> [Required action] Each line of the data below that holds the word "LiberationSans" is to be reported in full.

> [Source data]

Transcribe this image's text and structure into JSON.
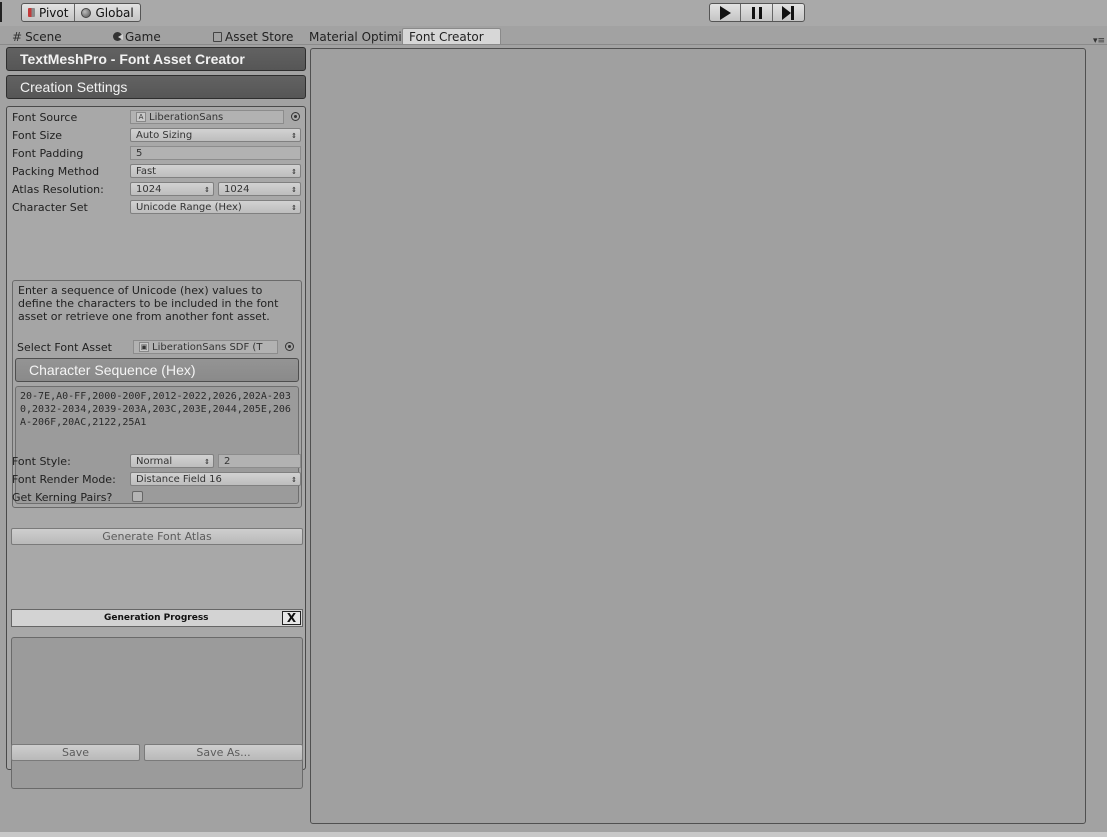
{
  "toolbar": {
    "pivot_label": "Pivot",
    "global_label": "Global"
  },
  "tabs": [
    {
      "label": "Scene",
      "icon": "hash-icon"
    },
    {
      "label": "Game",
      "icon": "pacman-icon"
    },
    {
      "label": "Asset Store",
      "icon": "bag-icon"
    },
    {
      "label": "Material Optimi"
    },
    {
      "label": "Font Creator",
      "active": true
    }
  ],
  "panel": {
    "title": "TextMeshPro - Font Asset Creator",
    "section": "Creation Settings",
    "font_source": {
      "label": "Font Source",
      "value": "LiberationSans"
    },
    "font_size": {
      "label": "Font Size",
      "value": "Auto Sizing"
    },
    "font_padding": {
      "label": "Font Padding",
      "value": "5"
    },
    "packing_method": {
      "label": "Packing Method",
      "value": "Fast"
    },
    "atlas_resolution": {
      "label": "Atlas Resolution:",
      "width": "1024",
      "height": "1024"
    },
    "character_set": {
      "label": "Character Set",
      "value": "Unicode Range (Hex)"
    },
    "help_text": "Enter a sequence of Unicode (hex) values to define the characters to be included in the font asset or retrieve one from another font asset.",
    "select_font_asset": {
      "label": "Select Font Asset",
      "value": "LiberationSans SDF (T"
    },
    "char_seq_header": "Character Sequence (Hex)",
    "char_seq_value": "20-7E,A0-FF,2000-200F,2012-2022,2026,202A-2030,2032-2034,2039-203A,203C,203E,2044,205E,206A-206F,20AC,2122,25A1",
    "font_style": {
      "label": "Font Style:",
      "value": "Normal",
      "amount": "2"
    },
    "render_mode": {
      "label": "Font Render Mode:",
      "value": "Distance Field 16"
    },
    "kerning": {
      "label": "Get Kerning Pairs?",
      "checked": false
    },
    "generate_label": "Generate Font Atlas",
    "progress_label": "Generation Progress",
    "progress_close": "X",
    "save_label": "Save",
    "save_as_label": "Save As..."
  }
}
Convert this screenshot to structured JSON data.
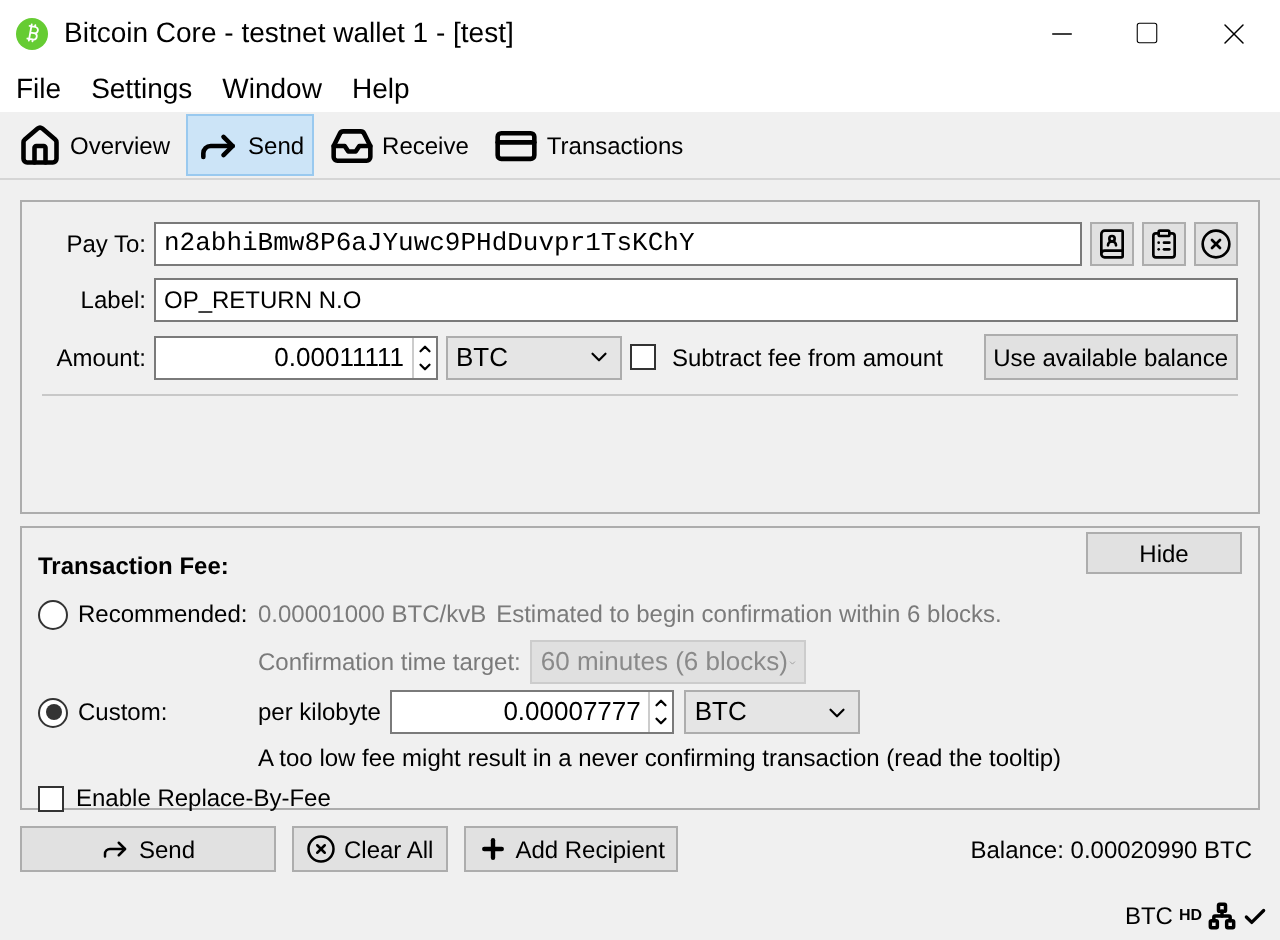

> [Answer]
      "value": "LiberationSans"
      "value": "LiberationSans SDF (T"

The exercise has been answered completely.